§ Activity
In the data below, find every line with the word "preview" and copy it.

[Data about app and page elements]
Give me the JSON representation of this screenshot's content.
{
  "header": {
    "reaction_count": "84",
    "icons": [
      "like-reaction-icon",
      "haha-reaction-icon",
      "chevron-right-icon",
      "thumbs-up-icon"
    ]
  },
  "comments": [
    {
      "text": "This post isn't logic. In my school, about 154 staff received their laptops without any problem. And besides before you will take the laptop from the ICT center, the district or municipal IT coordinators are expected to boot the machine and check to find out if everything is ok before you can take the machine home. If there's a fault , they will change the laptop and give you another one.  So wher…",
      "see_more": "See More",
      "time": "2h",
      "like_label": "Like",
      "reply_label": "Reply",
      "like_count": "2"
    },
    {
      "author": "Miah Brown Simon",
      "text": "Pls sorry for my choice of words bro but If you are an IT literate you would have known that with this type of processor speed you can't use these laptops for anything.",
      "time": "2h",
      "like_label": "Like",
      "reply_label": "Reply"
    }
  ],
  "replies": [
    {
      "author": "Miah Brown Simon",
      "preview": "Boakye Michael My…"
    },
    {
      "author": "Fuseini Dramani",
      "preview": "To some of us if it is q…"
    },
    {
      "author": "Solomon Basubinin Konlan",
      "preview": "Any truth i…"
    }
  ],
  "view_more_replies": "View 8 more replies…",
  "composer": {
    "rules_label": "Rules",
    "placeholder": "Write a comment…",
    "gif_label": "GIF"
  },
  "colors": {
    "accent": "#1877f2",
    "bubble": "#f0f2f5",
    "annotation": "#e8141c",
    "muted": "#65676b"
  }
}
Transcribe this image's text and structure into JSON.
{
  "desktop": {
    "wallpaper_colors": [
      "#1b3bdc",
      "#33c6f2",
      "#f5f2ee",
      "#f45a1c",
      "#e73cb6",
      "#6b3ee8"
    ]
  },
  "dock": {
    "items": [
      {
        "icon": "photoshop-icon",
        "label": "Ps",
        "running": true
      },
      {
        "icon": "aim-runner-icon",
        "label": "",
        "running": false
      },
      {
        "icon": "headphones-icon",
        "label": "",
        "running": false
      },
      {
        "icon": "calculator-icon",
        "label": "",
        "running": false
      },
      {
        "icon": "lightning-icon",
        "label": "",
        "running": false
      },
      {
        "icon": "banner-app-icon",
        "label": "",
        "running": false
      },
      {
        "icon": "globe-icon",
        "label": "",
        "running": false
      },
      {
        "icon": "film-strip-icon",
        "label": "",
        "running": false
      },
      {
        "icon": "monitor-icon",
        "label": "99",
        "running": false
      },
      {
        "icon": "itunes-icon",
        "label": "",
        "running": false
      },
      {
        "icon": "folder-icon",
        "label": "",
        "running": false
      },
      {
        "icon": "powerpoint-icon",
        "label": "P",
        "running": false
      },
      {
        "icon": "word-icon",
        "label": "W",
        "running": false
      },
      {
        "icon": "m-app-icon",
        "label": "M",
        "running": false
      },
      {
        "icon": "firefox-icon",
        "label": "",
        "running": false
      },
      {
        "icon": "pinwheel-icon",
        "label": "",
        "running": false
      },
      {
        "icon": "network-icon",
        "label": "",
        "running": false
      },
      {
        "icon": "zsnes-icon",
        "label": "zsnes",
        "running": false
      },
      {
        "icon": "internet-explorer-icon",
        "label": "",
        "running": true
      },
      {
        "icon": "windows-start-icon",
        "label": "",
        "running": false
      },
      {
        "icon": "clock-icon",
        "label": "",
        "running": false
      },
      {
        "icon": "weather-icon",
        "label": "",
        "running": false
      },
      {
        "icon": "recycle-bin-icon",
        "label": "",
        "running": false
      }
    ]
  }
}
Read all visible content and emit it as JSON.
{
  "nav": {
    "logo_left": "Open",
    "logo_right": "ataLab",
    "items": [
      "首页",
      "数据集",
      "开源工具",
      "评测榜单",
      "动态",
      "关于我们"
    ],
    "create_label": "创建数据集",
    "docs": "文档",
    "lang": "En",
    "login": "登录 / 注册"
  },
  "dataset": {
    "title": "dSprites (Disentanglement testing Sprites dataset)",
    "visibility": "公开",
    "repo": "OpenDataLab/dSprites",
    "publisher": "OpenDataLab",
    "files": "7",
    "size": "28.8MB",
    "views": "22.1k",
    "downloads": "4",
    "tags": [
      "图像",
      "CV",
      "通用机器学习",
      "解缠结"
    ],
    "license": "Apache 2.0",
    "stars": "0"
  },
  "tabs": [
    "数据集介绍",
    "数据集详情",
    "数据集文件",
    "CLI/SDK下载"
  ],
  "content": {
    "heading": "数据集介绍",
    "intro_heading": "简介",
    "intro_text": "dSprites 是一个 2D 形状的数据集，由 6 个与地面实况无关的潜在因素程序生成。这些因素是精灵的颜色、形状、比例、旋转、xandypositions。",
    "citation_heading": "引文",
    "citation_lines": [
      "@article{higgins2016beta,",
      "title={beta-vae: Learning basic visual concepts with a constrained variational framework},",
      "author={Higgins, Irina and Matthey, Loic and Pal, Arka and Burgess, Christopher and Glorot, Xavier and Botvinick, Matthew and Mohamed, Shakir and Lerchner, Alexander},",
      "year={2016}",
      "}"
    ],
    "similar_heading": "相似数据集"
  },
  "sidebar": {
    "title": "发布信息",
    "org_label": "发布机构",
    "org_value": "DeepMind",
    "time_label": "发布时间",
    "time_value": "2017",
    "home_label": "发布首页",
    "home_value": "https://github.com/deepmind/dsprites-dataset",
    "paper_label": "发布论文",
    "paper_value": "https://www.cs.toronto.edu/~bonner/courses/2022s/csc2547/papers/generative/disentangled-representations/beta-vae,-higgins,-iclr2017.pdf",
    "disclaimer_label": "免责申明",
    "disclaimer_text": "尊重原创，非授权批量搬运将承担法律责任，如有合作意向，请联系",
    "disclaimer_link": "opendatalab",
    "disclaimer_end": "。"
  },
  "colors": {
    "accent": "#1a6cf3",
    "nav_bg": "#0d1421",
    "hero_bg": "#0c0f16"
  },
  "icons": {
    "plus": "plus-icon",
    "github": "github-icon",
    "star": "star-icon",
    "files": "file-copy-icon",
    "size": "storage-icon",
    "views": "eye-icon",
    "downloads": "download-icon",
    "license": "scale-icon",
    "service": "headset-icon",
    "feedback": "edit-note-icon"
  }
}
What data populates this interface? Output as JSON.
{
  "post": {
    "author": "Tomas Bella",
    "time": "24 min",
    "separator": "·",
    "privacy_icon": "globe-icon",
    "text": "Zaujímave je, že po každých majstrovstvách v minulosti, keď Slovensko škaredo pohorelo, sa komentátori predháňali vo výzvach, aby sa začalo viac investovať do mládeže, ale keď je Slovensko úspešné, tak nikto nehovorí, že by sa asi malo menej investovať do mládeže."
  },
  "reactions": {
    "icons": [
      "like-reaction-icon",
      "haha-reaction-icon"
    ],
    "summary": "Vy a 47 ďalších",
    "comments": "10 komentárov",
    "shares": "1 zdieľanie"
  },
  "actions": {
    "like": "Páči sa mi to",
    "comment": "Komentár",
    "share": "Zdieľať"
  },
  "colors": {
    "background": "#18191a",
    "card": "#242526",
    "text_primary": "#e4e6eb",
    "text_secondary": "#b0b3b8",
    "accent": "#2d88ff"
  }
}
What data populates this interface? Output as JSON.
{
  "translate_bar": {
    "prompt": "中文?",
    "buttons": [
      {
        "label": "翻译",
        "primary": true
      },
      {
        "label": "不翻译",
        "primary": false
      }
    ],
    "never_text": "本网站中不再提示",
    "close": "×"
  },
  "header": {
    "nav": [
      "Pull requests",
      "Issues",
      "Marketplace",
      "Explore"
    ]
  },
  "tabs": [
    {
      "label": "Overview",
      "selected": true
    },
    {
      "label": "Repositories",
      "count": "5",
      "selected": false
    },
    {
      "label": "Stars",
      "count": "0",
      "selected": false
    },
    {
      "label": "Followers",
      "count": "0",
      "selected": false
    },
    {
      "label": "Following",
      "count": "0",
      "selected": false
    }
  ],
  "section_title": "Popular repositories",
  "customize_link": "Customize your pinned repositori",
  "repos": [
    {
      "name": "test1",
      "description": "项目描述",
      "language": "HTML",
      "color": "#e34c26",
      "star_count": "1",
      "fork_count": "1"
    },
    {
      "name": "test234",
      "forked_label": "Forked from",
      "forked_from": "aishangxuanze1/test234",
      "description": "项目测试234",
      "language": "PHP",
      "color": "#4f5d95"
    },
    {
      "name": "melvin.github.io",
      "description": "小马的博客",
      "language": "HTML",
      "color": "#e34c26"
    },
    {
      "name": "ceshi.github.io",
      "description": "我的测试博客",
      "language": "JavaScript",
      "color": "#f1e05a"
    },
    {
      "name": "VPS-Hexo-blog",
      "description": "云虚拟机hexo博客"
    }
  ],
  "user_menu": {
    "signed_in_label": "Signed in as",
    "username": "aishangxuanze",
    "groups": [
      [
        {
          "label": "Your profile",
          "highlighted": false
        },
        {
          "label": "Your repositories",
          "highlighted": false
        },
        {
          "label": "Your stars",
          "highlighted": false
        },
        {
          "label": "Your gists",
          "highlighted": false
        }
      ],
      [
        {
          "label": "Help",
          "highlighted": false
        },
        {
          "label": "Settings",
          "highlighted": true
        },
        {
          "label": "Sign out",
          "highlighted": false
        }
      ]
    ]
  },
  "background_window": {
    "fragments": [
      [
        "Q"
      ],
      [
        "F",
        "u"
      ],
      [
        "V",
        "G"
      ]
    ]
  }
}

§ Answer space
      "preview": "Boakye Michael My…"
      "preview": "To some of us if it is q…"
      "preview": "Any truth i…"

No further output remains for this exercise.